-------- Records for the exercise --------

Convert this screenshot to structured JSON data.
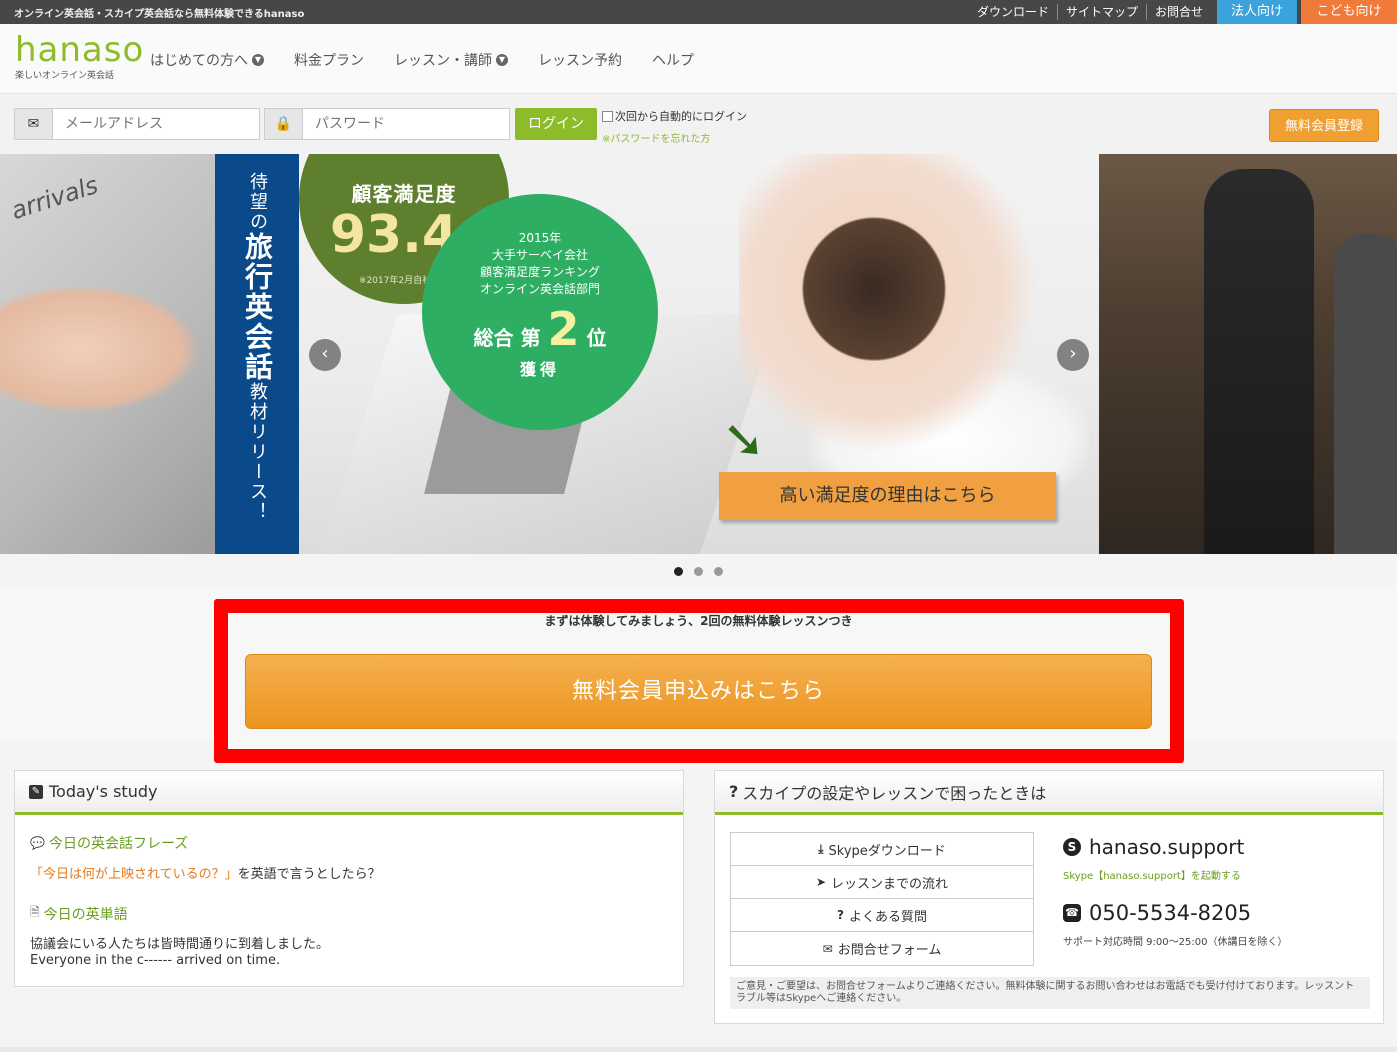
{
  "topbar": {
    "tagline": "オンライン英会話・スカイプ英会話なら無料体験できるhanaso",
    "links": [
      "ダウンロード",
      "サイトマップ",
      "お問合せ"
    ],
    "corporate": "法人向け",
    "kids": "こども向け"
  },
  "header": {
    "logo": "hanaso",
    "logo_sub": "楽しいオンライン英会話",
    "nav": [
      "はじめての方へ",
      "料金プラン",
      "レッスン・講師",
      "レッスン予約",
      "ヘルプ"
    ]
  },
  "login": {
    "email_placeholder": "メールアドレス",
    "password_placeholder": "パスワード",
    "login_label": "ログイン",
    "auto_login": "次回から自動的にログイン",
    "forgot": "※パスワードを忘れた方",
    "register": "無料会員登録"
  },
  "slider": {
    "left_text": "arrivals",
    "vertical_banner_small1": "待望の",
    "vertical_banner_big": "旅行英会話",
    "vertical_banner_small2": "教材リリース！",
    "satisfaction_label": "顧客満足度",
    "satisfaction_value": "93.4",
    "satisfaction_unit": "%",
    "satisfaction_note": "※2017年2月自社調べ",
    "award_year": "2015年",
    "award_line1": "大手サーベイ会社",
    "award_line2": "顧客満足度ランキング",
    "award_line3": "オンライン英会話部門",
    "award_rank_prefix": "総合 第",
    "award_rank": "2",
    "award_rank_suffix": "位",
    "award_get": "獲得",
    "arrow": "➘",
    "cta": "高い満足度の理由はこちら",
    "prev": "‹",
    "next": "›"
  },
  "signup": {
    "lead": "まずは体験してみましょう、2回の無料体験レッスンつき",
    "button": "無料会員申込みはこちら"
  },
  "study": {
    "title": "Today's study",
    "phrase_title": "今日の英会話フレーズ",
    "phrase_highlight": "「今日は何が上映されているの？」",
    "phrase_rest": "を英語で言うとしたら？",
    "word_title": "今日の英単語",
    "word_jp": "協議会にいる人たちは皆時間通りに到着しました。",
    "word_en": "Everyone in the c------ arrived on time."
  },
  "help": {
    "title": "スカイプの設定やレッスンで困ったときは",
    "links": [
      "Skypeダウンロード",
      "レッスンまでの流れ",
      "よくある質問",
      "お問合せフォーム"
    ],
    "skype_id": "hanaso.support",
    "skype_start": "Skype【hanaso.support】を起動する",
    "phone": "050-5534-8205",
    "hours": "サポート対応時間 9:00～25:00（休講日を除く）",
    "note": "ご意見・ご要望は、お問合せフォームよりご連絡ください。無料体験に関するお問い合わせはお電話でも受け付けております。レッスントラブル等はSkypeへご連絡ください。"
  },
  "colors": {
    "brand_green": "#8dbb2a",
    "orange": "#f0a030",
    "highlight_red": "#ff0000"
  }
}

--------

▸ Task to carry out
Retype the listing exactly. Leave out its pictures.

▸ Output
Convert this screenshot to structured JSON data.
{
  "topbar": {
    "tagline": "オンライン英会話・スカイプ英会話なら無料体験できるhanaso",
    "links": [
      "ダウンロード",
      "サイトマップ",
      "お問合せ"
    ],
    "corporate": "法人向け",
    "kids": "こども向け"
  },
  "header": {
    "logo": "hanaso",
    "logo_sub": "楽しいオンライン英会話",
    "nav": [
      "はじめての方へ",
      "料金プラン",
      "レッスン・講師",
      "レッスン予約",
      "ヘルプ"
    ]
  },
  "login": {
    "email_placeholder": "メールアドレス",
    "password_placeholder": "パスワード",
    "login_label": "ログイン",
    "auto_login": "次回から自動的にログイン",
    "forgot": "※パスワードを忘れた方",
    "register": "無料会員登録"
  },
  "slider": {
    "left_text": "arrivals",
    "vertical_banner_small1": "待望の",
    "vertical_banner_big": "旅行英会話",
    "vertical_banner_small2": "教材リリース！",
    "satisfaction_label": "顧客満足度",
    "satisfaction_value": "93.4",
    "satisfaction_unit": "%",
    "satisfaction_note": "※2017年2月自社調べ",
    "award_year": "2015年",
    "award_line1": "大手サーベイ会社",
    "award_line2": "顧客満足度ランキング",
    "award_line3": "オンライン英会話部門",
    "award_rank_prefix": "総合 第",
    "award_rank": "2",
    "award_rank_suffix": "位",
    "award_get": "獲得",
    "arrow": "➘",
    "cta": "高い満足度の理由はこちら",
    "prev": "‹",
    "next": "›"
  },
  "signup": {
    "lead": "まずは体験してみましょう、2回の無料体験レッスンつき",
    "button": "無料会員申込みはこちら"
  },
  "study": {
    "title": "Today's study",
    "phrase_title": "今日の英会話フレーズ",
    "phrase_highlight": "「今日は何が上映されているの？」",
    "phrase_rest": "を英語で言うとしたら？",
    "word_title": "今日の英単語",
    "word_jp": "協議会にいる人たちは皆時間通りに到着しました。",
    "word_en": "Everyone in the c------ arrived on time."
  },
  "help": {
    "title": "スカイプの設定やレッスンで困ったときは",
    "links": [
      "Skypeダウンロード",
      "レッスンまでの流れ",
      "よくある質問",
      "お問合せフォーム"
    ],
    "skype_id": "hanaso.support",
    "skype_start": "Skype【hanaso.support】を起動する",
    "phone": "050-5534-8205",
    "hours": "サポート対応時間 9:00～25:00（休講日を除く）",
    "note": "ご意見・ご要望は、お問合せフォームよりご連絡ください。無料体験に関するお問い合わせはお電話でも受け付けております。レッスントラブル等はSkypeへご連絡ください。"
  },
  "colors": {
    "brand_green": "#8dbb2a",
    "orange": "#f0a030",
    "highlight_red": "#ff0000"
  }
}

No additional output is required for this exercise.